[Recorded data]
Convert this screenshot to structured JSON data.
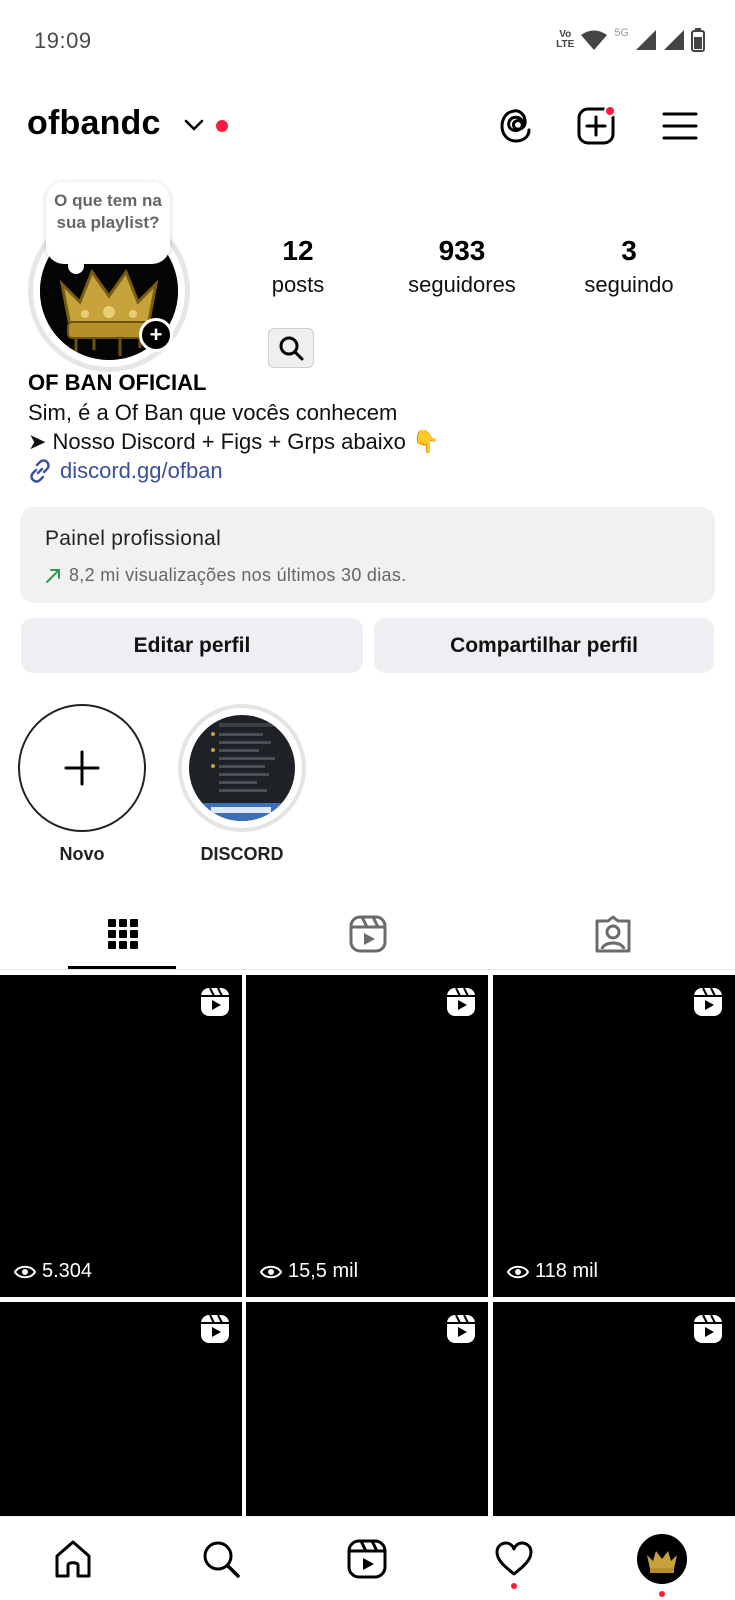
{
  "status_bar": {
    "time": "19:09",
    "network_label_top": "Vo",
    "network_label_bottom": "LTE",
    "fiveg": "5G"
  },
  "header": {
    "username": "ofbandc"
  },
  "profile": {
    "note": "O que tem na sua playlist?",
    "stats": [
      {
        "value": "12",
        "label": "posts"
      },
      {
        "value": "933",
        "label": "seguidores"
      },
      {
        "value": "3",
        "label": "seguindo"
      }
    ],
    "display_name": "OF BAN OFICIAL",
    "bio_line1": "Sim, é a Of Ban que vocês conhecem",
    "bio_line2": "   ➤ Nosso Discord  + Figs + Grps abaixo 👇",
    "link": "discord.gg/ofban"
  },
  "pro_panel": {
    "title": "Painel profissional",
    "subtitle": "8,2 mi visualizações nos últimos 30 dias."
  },
  "buttons": {
    "edit": "Editar perfil",
    "share": "Compartilhar perfil"
  },
  "highlights": [
    {
      "label": "Novo"
    },
    {
      "label": "DISCORD"
    }
  ],
  "grid": [
    {
      "views": "5.304"
    },
    {
      "views": "15,5 mil"
    },
    {
      "views": "118 mil"
    },
    {
      "views": ""
    },
    {
      "views": ""
    },
    {
      "views": ""
    }
  ],
  "colors": {
    "accent_red": "#ff1a3d",
    "link_blue": "#3a4fa3",
    "panel_bg": "#f1f1f3",
    "trend_green": "#2e9a4f"
  },
  "icons": {
    "header": [
      "threads-icon",
      "create-icon",
      "menu-icon"
    ],
    "tabs": [
      "grid-icon",
      "reels-icon",
      "tagged-icon"
    ],
    "nav": [
      "home-icon",
      "search-icon",
      "reels-icon",
      "heart-icon",
      "profile-avatar"
    ]
  }
}
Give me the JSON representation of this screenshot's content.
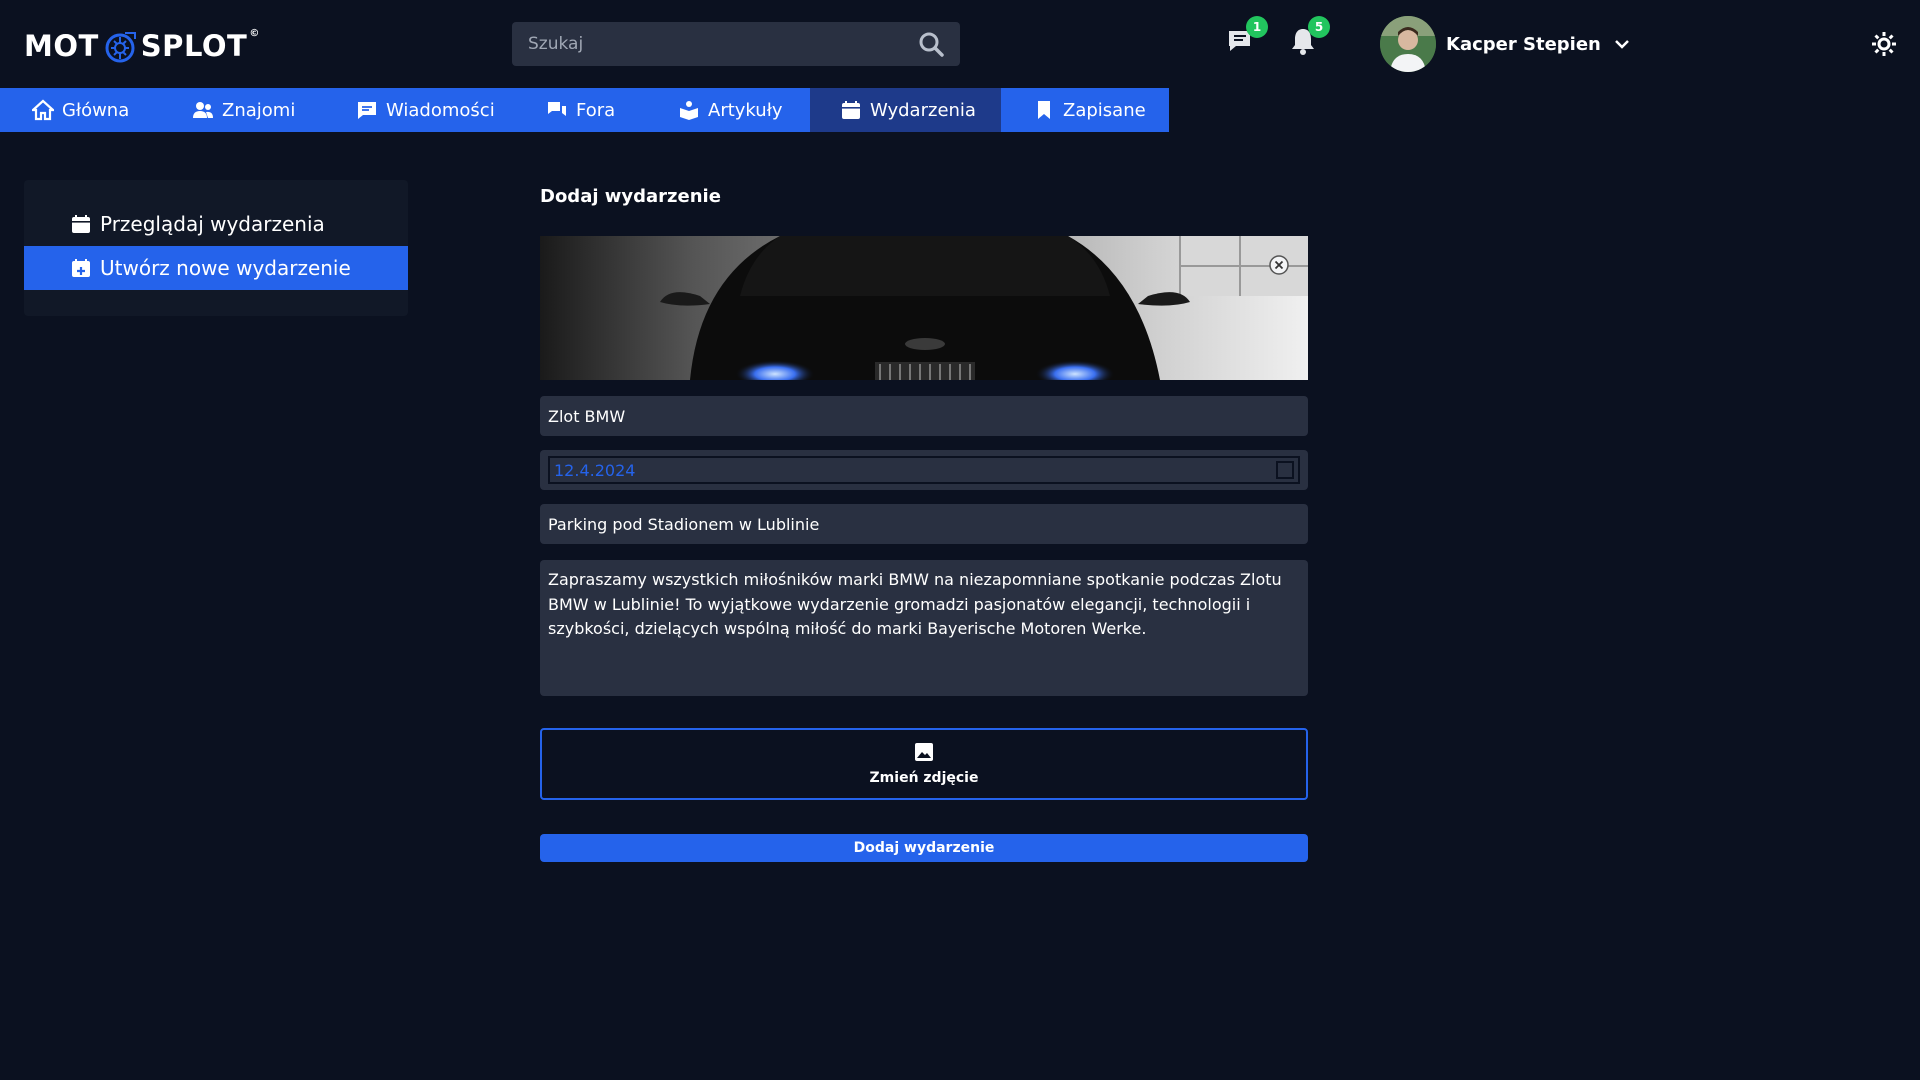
{
  "brand": {
    "logo_left": "MOT",
    "logo_right": "SPLOT",
    "accent": "#2563eb"
  },
  "search": {
    "placeholder": "Szukaj"
  },
  "header": {
    "messages_badge": "1",
    "notifications_badge": "5",
    "user_name": "Kacper Stepien"
  },
  "nav": {
    "items": [
      {
        "label": "Główna",
        "icon": "home-icon"
      },
      {
        "label": "Znajomi",
        "icon": "users-icon"
      },
      {
        "label": "Wiadomości",
        "icon": "message-icon"
      },
      {
        "label": "Fora",
        "icon": "forum-icon"
      },
      {
        "label": "Artykuły",
        "icon": "articles-icon"
      },
      {
        "label": "Wydarzenia",
        "icon": "calendar-icon"
      },
      {
        "label": "Zapisane",
        "icon": "bookmark-icon"
      }
    ],
    "active": "Wydarzenia"
  },
  "sidebar": {
    "items": [
      {
        "label": "Przeglądaj wydarzenia",
        "icon": "calendar-icon"
      },
      {
        "label": "Utwórz nowe wydarzenie",
        "icon": "calendar-plus-icon"
      }
    ]
  },
  "form": {
    "title": "Dodaj wydarzenie",
    "name_value": "Zlot BMW",
    "date_value": "12.4.2024",
    "location_value": "Parking pod Stadionem w Lublinie",
    "description_value": "Zapraszamy wszystkich miłośników marki BMW na niezapomniane spotkanie podczas Zlotu BMW w Lublinie! To wyjątkowe wydarzenie gromadzi pasjonatów elegancji, technologii i szybkości, dzielących wspólną miłość do marki Bayerische Motoren Werke.",
    "change_photo_label": "Zmień zdjęcie",
    "submit_label": "Dodaj wydarzenie"
  }
}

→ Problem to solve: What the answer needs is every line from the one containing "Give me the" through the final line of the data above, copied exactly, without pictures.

→ Response to the exercise:
Give me the JSON representation of this screenshot's content.
{
  "brand": {
    "logo_left": "MOT",
    "logo_right": "SPLOT",
    "accent": "#2563eb"
  },
  "search": {
    "placeholder": "Szukaj"
  },
  "header": {
    "messages_badge": "1",
    "notifications_badge": "5",
    "user_name": "Kacper Stepien"
  },
  "nav": {
    "items": [
      {
        "label": "Główna",
        "icon": "home-icon"
      },
      {
        "label": "Znajomi",
        "icon": "users-icon"
      },
      {
        "label": "Wiadomości",
        "icon": "message-icon"
      },
      {
        "label": "Fora",
        "icon": "forum-icon"
      },
      {
        "label": "Artykuły",
        "icon": "articles-icon"
      },
      {
        "label": "Wydarzenia",
        "icon": "calendar-icon"
      },
      {
        "label": "Zapisane",
        "icon": "bookmark-icon"
      }
    ],
    "active": "Wydarzenia"
  },
  "sidebar": {
    "items": [
      {
        "label": "Przeglądaj wydarzenia",
        "icon": "calendar-icon"
      },
      {
        "label": "Utwórz nowe wydarzenie",
        "icon": "calendar-plus-icon"
      }
    ]
  },
  "form": {
    "title": "Dodaj wydarzenie",
    "name_value": "Zlot BMW",
    "date_value": "12.4.2024",
    "location_value": "Parking pod Stadionem w Lublinie",
    "description_value": "Zapraszamy wszystkich miłośników marki BMW na niezapomniane spotkanie podczas Zlotu BMW w Lublinie! To wyjątkowe wydarzenie gromadzi pasjonatów elegancji, technologii i szybkości, dzielących wspólną miłość do marki Bayerische Motoren Werke.",
    "change_photo_label": "Zmień zdjęcie",
    "submit_label": "Dodaj wydarzenie"
  }
}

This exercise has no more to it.